It has been reported today that 10-year-old Rhianna Kidd who was savagely mauled by two rottweillers in Dundee on Sunday was THE SECOND VICTIM of these particular dogs – named Big Boy and Pretty Girl – within the past 12 months.37-year-old George Jamieson was mauled by the dogs in the city last September, suffering serious injuries to his arms and shoulders in the attack. The dogs’ owner, Derek Adam, was handed a court order in March this year and ordered to control the animals. Unfortunately for Rhianna the dogs were left to roam with tragic results.Rhianna’s local MP, Jim McGovern said: “If the dogs’ owner had been dealt with firmly this terrible incident may not have happened.” The new Control of Dogs Act, which comes into force in Scotland in February 2011, is aimed at identifying, controlling and ultimately destroying dangerous and out-of-control dogs of any breed. Against the backdrop of these horrifying attacks and the reported huge increase in dog attacks in Edinburgh this year alone, it is clear that implementation of the new legislation cannot come quickly enough.

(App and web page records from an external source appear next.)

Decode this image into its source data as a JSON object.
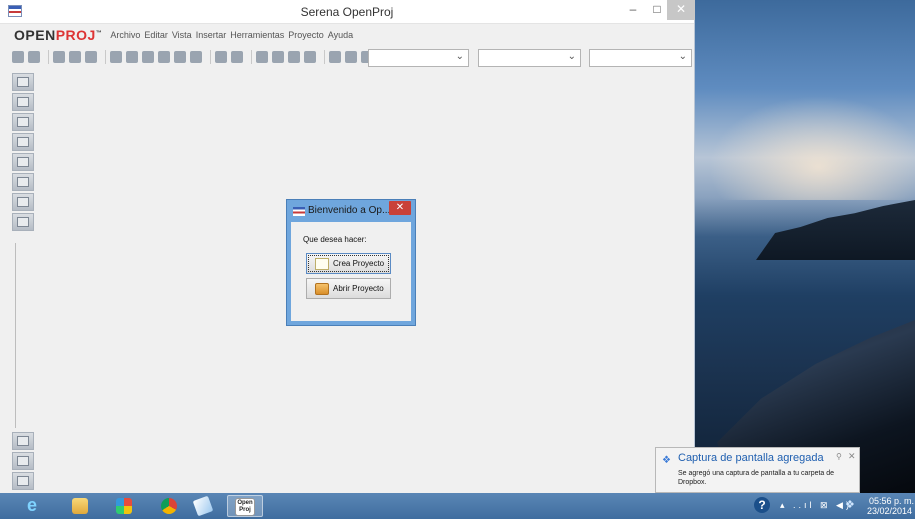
{
  "window": {
    "title": "Serena OpenProj",
    "minimize": "–",
    "maximize": "□",
    "close": "✕"
  },
  "logo": {
    "open": "OPEN",
    "proj": "PROJ",
    "tm": "™"
  },
  "menu": [
    "Archivo",
    "Editar",
    "Vista",
    "Insertar",
    "Herramientas",
    "Proyecto",
    "Ayuda"
  ],
  "toolbar": {
    "combo_chevron": "⌄",
    "icons": [
      "new-icon",
      "open-icon",
      "save-icon",
      "print-icon",
      "print-preview-icon",
      "cut-icon",
      "copy-icon",
      "paste-icon",
      "find-icon",
      "undo-icon",
      "redo-icon",
      "link-icon",
      "unlink-icon",
      "task-info-icon",
      "notes-icon",
      "assign-resources-icon",
      "calendar-icon",
      "zoom-in-icon",
      "zoom-out-icon",
      "filter-icon",
      "scroll-left-icon",
      "scroll-right-icon"
    ]
  },
  "sidebar": {
    "top": [
      "gantt-view-icon",
      "network-view-icon",
      "resources-view-icon",
      "wbs-view-icon",
      "rbs-view-icon",
      "report-view-icon",
      "task-usage-icon",
      "resource-usage-icon"
    ],
    "bottom": [
      "histogram-icon",
      "charts-icon",
      "usage-detail-icon"
    ]
  },
  "dialog": {
    "title": "Bienvenido a Op...",
    "close": "✕",
    "question": "Que desea hacer:",
    "new_project": "Crea Proyecto",
    "open_project": "Abrir Proyecto"
  },
  "notification": {
    "title": "Captura de pantalla agregada",
    "body": "Se agregó una captura de pantalla a tu carpeta de Dropbox.",
    "pin": "⚲",
    "close": "✕"
  },
  "taskbar": {
    "apps": [
      "internet-explorer-icon",
      "file-explorer-icon",
      "app-icon",
      "chrome-icon",
      "app-icon-2",
      "openproj-icon"
    ],
    "openproj_label": "Open Proj",
    "help": "?",
    "tray": "▴ ..ıl ⊠ ◀)",
    "time": "05:56 p. m.",
    "date": "23/02/2014"
  }
}
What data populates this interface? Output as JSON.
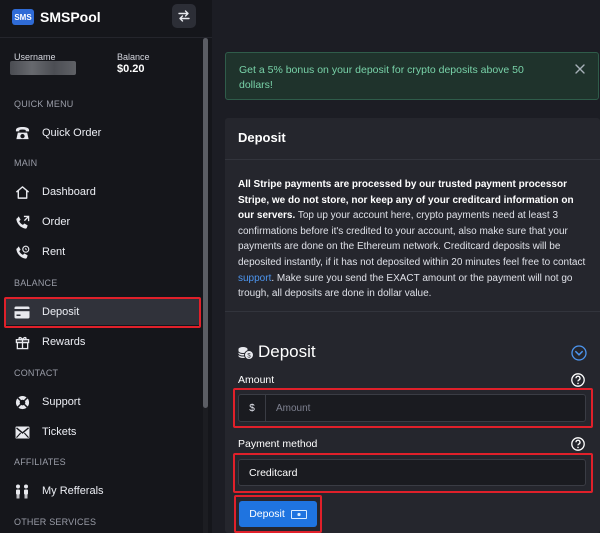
{
  "brand": {
    "badge": "SMS",
    "name": "SMSPool"
  },
  "user": {
    "username_label": "Username",
    "balance_label": "Balance",
    "balance_value": "$0.20"
  },
  "sidebar": {
    "sections": [
      "QUICK MENU",
      "MAIN",
      "BALANCE",
      "CONTACT",
      "AFFILIATES",
      "OTHER SERVICES"
    ],
    "items": [
      {
        "label": "Quick Order",
        "icon": "phone-icon"
      },
      {
        "label": "Dashboard",
        "icon": "home-icon"
      },
      {
        "label": "Order",
        "icon": "phone-forward-icon"
      },
      {
        "label": "Rent",
        "icon": "phone-clock-icon"
      },
      {
        "label": "Deposit",
        "icon": "credit-card-icon",
        "active": true
      },
      {
        "label": "Rewards",
        "icon": "gift-icon"
      },
      {
        "label": "Support",
        "icon": "lifebuoy-icon"
      },
      {
        "label": "Tickets",
        "icon": "ticket-icon"
      },
      {
        "label": "My Refferals",
        "icon": "users-icon"
      }
    ]
  },
  "alert": {
    "text": "Get a 5% bonus on your deposit for crypto deposits above 50 dollars!"
  },
  "card": {
    "title": "Deposit",
    "info_bold": "All Stripe payments are processed by our trusted payment processor Stripe, we do not store, nor keep any of your creditcard information on our servers.",
    "info_part1": " Top up your account here, crypto payments need at least 3 confirmations before it's credited to your account, also make sure that your payments are done on the Ethereum network. Creditcard deposits will be deposited instantly, if it has not deposited within 20 minutes feel free to contact ",
    "info_link": "support",
    "info_part2": ". Make sure you send the EXACT amount or the payment will not go trough, all deposits are done in dollar value."
  },
  "form": {
    "title": "Deposit",
    "amount_label": "Amount",
    "currency_prefix": "$",
    "amount_placeholder": "Amount",
    "payment_label": "Payment method",
    "payment_value": "Creditcard",
    "submit_label": "Deposit"
  },
  "colors": {
    "accent": "#1f74e0",
    "highlight": "#e0202a",
    "alert_text": "#78d2a8",
    "link": "#4d96f0"
  }
}
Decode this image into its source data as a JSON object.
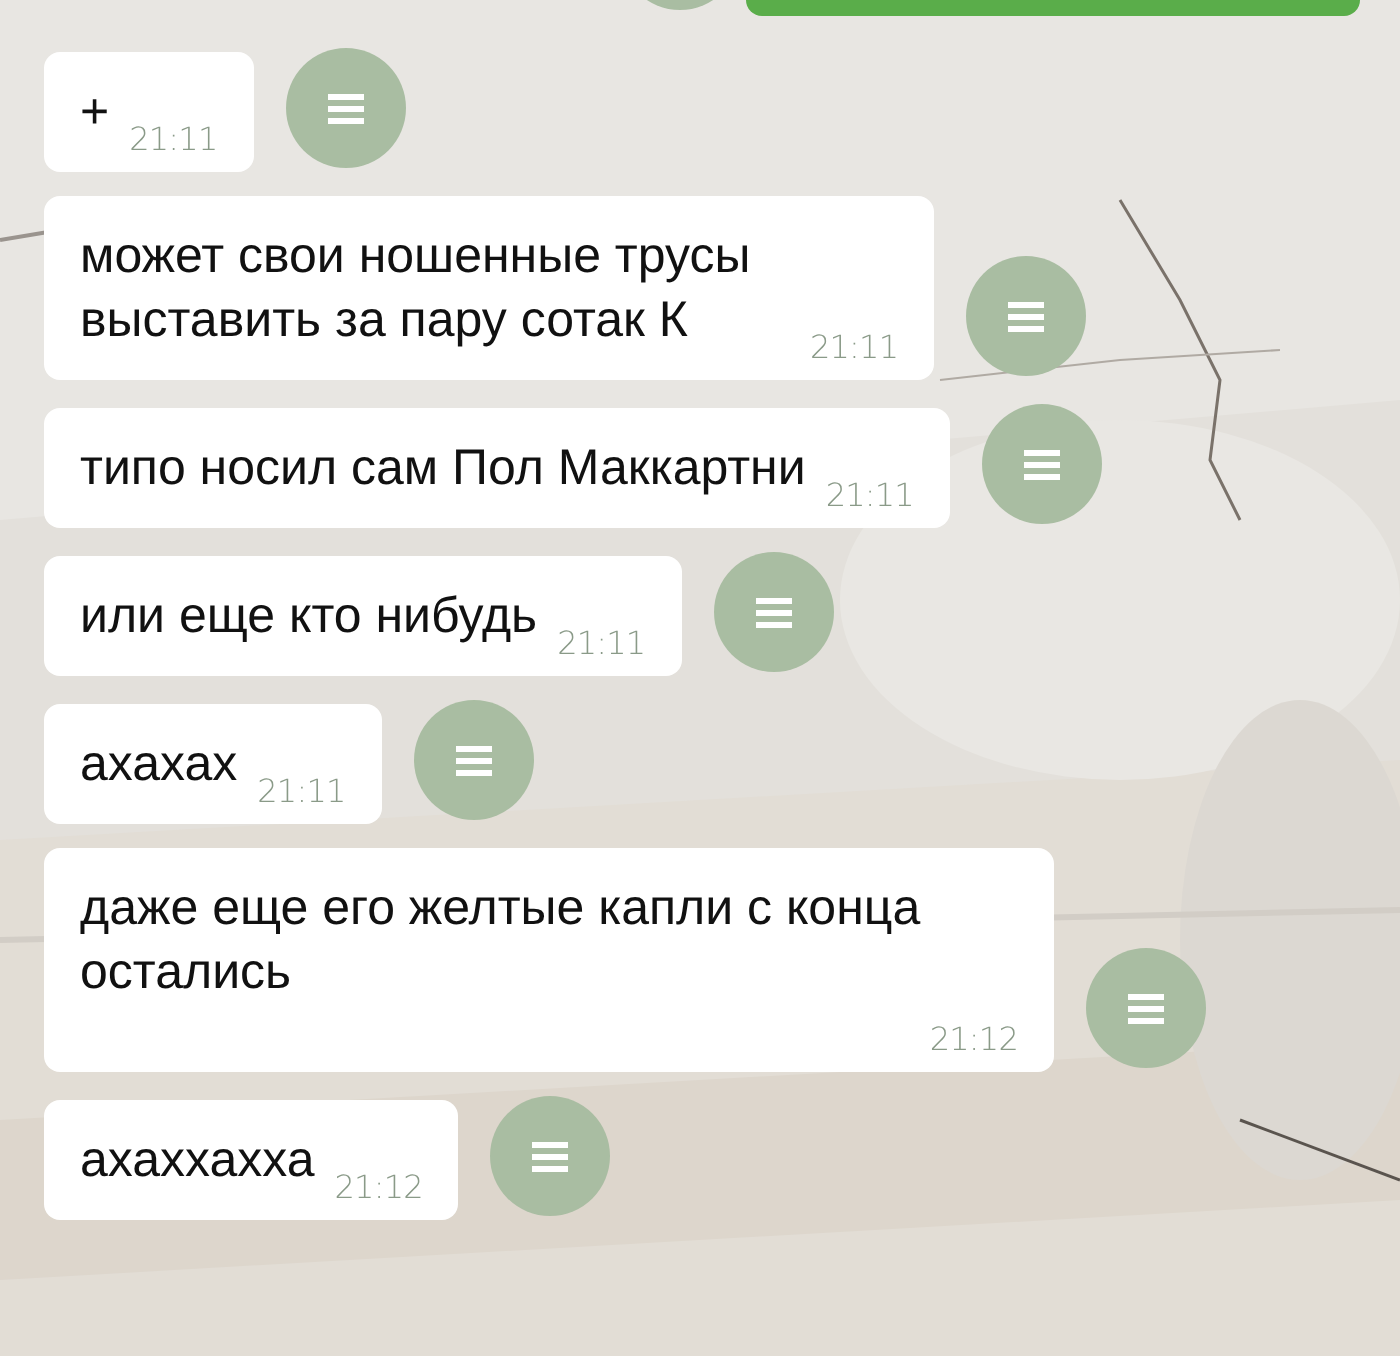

If you or a member of your family wishes to discuss the legal options following a dog attack, a member of Bonnar & Company’s experienced personal injury team would be pleased to meet with you for a no obligation review. You can call us FREE on 0800 163 978.